[Date Prev][Date Next] [Thread Prev][Thread Next] [Date Index] [Thread Index]

Re: Auto reject if autopkgtest of reverse dependencies fail or cause FTBFS

Paul Gevers <elbrus@debian.org> writes:
> One can always file bug reports against the release.debian.org pseudo
> package to ask for britney to ignore the autopkgtest result.

This would again concentrate work on a relatively small team.

> One other thing that I can envision (but maybe to early to agree on or
> set in stone) is that we lower the NMU criteria for fixing (or
> temporarily disabling) autopkgtest in ones reverse dependencies. In
> the end, personally I don't think this is up to the "relevant
> maintainers" but up to the release team. And I assume that badly
> maintained autopkgtest will just be a good reason to kick a package
> out of testing.

I already brought an example where autopkgtest ist well maintained but
keeps failing.

And I think that it is the package maintainers who have the experience
of whether a CI test failure is critical or not.

BTW, in the moment the CI tests are done in unstable -- if you want to
kick out a package from *testing*, you need to test the new unstable
package against this, which would be some change in the logic of

>> What is the reason not to use automated bug reports here? This would
>> allow to use all the tools the bug system has: severities, reassigning
>> closing etc.
> The largest reason is that it didn't cross my mind yet and nobody else
> except you has raised the idea so far.

I already don't understand this with the piuparts blocker: we have an
established workflow for problems with packages that need some
intervention, and this is bugs.d.o. This has a lot of very nice
features, like:

 * discussion of the problem attached to the problem itself and stored
   for reference
 * formal documentation of problem solving in the changelog (Closes: #)
 * severities, tags, re-assignments, affects etc.
 * maintainer notifications, migration blocks, autoremovals etc.
 * documented manual intervention possible

I don't see a feature that one would need for piuparts complaints or for
CI test failures that is not in our bug system. And (I am not sure)
aren't already package conflict bugs autogenerated?

I would really prefer to use the bug system instead of something else.

> One cravat that I see though is which system should hold the
> logic.
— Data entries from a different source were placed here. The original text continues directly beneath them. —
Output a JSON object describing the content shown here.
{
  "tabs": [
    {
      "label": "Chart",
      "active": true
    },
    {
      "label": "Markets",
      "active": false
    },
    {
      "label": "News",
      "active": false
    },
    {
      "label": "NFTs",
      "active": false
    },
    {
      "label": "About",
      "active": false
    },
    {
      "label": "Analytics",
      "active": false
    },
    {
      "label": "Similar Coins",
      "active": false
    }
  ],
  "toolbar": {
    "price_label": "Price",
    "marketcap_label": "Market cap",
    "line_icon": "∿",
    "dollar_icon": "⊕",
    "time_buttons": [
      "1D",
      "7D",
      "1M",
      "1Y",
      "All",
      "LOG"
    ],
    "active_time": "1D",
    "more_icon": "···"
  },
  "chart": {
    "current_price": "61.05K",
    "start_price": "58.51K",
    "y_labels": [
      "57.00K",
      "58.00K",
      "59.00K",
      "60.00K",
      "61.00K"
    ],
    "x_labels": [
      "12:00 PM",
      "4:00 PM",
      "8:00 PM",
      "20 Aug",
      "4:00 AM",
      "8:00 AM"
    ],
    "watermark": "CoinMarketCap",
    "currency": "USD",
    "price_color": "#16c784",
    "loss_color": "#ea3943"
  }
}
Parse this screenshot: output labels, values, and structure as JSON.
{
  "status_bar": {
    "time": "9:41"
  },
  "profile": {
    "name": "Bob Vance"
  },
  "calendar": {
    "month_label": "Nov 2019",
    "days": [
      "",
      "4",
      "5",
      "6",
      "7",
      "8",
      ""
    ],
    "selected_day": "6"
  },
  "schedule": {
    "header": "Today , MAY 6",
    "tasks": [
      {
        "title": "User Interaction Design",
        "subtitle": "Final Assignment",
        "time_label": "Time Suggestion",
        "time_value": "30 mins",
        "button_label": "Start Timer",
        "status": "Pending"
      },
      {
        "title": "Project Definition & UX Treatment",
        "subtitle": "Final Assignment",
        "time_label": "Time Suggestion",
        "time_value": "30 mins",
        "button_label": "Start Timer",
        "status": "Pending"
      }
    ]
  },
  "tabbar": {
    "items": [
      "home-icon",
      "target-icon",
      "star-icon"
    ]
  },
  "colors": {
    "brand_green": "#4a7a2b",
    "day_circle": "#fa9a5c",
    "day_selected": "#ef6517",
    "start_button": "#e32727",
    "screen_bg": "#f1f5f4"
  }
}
The current idea is that it is britney that determines which
> combinations need to be tested and thus can use the result straight
> away for the migration decision.

> As Martin Pitt described in the thread I referenced in my first reply,
> Ubuntu already experimented with this and they came to the conclusion
> that it didn't really work if two entities have to try and keep the
> logic in sync.

I don't see the need to keep things in sync: If a new failure is
detected, it creates an RC bug against the migration candidate, with an
"affects" to the package that failed the test. The maintainer then has
the possibilities:

 * solve the problem in his own package, upload a new revision, and close
   the bug there

 * re-assign the problem to the package that failed the test is the
   problem lies there. In this case, that maintainer can decide if the
   problem is RC, and if not, then lower the severity.

In any case, the maintainers can follow the established workflow, and if
one needs to look up the problems a year later, one can just search for
the bug.

What else would you need to keep in sync?

>>> Possible autopkgtest extension: "Restrictions: unreliable"?
>> This is not specific enough. Often you have some tests that are
>> unreliable, and others that are important. Since one usually takes the
>> upstream test suite (which may be huge), one has to look manually first
>> to decide about the further processing.
> Than maybe change the wording: not-blocking, for-info, too-sensitive,
> ignore or ....

The problem is that a test suite is not that homogenious, and often one
doesn't knows that ahead. For example, the summary of one of my packages
(python-astropy) has almost 9000 individual tests. Some of them are
critical and influence the behaviour of the whole package, but others
are for a small subsystem an/or a very special case. I have no
documentation of the importance of each individual test; this I decide
on when I see a failure (in cooperation with upstream). But more: these
9000 tests are combined into *one* autopkgtest result. What should I put

> If you know your test suite needs investigation, you can have it not
> automatically block. But depending on the outcome of the
> investigation, you can still file (RC) bugs.

But then we are where we are already today: Almost all tests of my
packages are "a bit complex", so I would just all mark them as
non-blocking. But then I would need to file the bugs myself, and
especially then there is no formal sync between the test failure and the

> Why I am so motivated on doing this is because I really believe this is
> going to improve the quality of the release and the release process.

As I already wrote: I really appreciate autopkgtest, and I would like to
have a way to automatically keep and track CI test failures. I just think
that it should allow the maintainer to finally overwrite, and that
bugs.d.o is the superiour system for the workflow because of its

Best regards


Reply to: